Task to carry out:
Once every line in the data that follows has been checked for the word "this", give only the number of lines that hold it.
++++ Exercise inputs
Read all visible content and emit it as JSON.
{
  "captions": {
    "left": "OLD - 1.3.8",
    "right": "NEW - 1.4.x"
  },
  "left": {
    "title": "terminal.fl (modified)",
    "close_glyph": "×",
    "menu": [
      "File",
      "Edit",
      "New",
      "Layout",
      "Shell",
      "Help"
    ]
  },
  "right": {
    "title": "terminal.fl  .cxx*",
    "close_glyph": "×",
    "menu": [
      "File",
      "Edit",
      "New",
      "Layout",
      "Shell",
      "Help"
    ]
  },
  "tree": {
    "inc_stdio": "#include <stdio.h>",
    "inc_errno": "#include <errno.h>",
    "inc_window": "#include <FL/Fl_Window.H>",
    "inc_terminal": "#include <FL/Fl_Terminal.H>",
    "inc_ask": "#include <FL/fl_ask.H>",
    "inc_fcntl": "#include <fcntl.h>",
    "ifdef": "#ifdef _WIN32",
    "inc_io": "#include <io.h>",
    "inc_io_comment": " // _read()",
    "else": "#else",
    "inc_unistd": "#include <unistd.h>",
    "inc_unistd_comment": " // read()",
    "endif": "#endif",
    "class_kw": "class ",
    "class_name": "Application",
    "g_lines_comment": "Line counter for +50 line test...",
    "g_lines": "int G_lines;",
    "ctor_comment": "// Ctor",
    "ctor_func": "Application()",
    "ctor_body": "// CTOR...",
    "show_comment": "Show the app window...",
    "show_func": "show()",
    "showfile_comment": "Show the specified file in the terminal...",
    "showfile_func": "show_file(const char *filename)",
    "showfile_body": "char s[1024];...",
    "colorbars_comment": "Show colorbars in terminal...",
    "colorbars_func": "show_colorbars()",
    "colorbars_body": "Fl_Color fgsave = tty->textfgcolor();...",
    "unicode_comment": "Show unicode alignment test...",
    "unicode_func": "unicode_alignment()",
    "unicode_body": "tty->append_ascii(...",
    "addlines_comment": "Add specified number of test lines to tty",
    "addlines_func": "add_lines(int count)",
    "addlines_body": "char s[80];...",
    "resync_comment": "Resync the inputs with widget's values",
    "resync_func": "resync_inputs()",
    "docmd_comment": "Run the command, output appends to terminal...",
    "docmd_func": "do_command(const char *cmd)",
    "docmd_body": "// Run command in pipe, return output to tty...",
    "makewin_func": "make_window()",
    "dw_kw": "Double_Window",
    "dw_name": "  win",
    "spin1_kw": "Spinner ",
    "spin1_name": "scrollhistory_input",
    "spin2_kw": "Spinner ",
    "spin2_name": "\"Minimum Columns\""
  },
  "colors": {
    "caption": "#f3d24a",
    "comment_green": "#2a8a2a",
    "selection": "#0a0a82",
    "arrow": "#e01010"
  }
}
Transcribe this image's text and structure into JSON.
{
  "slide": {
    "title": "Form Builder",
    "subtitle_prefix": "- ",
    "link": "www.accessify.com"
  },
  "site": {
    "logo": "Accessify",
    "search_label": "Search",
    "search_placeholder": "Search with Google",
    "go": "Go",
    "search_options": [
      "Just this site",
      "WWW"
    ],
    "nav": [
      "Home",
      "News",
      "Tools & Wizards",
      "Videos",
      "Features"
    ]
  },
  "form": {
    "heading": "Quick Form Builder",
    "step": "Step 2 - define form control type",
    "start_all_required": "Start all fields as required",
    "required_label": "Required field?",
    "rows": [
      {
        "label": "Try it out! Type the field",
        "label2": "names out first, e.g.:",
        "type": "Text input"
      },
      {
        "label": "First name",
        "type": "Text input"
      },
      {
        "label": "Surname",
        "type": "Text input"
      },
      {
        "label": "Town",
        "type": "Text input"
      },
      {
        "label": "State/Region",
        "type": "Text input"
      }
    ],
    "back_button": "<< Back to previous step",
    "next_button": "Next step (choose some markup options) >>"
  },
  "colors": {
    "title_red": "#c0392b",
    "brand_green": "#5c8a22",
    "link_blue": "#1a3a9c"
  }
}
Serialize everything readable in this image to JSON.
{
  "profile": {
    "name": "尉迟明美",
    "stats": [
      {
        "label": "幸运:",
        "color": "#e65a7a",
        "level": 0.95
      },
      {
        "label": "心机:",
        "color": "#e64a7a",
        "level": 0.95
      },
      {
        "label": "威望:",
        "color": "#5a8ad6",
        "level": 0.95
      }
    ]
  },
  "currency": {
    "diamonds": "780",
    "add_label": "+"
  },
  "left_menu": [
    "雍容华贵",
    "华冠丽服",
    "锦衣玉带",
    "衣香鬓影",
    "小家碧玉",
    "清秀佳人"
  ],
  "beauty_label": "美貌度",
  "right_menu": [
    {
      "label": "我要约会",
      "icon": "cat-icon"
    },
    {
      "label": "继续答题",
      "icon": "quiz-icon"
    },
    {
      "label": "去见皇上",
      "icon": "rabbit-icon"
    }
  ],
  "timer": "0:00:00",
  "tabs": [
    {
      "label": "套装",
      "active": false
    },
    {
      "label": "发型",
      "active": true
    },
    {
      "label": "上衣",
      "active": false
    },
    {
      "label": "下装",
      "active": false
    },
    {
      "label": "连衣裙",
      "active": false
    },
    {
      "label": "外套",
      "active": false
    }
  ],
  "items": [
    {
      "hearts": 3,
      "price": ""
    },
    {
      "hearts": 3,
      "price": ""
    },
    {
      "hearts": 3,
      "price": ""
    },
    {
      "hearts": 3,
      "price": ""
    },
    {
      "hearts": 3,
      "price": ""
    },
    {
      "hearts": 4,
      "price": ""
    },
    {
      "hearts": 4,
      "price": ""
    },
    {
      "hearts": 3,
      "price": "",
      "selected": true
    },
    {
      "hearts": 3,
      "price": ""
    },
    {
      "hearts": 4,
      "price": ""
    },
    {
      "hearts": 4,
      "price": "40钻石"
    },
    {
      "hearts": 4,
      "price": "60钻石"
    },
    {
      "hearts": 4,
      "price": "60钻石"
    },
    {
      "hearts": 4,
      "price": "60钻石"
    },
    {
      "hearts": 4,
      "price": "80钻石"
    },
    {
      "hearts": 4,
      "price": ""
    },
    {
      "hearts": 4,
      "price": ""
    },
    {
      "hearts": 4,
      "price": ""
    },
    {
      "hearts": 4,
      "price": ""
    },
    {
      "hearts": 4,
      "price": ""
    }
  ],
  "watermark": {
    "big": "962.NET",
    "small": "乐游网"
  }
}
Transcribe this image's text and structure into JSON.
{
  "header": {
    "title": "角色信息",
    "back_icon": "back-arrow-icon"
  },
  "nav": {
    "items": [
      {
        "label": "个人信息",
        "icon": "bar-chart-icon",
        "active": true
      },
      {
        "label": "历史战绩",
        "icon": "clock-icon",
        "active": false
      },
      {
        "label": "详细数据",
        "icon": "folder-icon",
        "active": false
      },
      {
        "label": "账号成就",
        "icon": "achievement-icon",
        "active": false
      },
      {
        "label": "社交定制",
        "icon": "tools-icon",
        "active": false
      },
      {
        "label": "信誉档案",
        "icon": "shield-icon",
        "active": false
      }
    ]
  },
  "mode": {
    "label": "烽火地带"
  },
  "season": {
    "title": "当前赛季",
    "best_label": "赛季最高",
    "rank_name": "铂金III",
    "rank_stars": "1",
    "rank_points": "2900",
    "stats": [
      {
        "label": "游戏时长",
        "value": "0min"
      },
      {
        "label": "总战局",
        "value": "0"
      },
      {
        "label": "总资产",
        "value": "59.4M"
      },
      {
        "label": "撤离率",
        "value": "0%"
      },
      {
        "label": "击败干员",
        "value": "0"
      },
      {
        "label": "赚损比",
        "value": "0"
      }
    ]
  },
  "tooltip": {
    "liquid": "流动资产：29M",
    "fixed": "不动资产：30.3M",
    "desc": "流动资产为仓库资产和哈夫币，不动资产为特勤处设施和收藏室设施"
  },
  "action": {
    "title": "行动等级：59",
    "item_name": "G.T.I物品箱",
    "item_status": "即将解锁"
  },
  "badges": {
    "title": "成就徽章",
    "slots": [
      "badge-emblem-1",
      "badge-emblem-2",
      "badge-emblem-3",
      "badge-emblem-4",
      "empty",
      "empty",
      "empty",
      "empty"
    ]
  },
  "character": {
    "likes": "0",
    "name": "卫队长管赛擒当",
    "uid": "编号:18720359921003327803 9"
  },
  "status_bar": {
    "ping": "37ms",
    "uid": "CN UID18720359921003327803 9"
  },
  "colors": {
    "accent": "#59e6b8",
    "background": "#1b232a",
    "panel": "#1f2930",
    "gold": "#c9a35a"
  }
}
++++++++
Output of the exercise:
4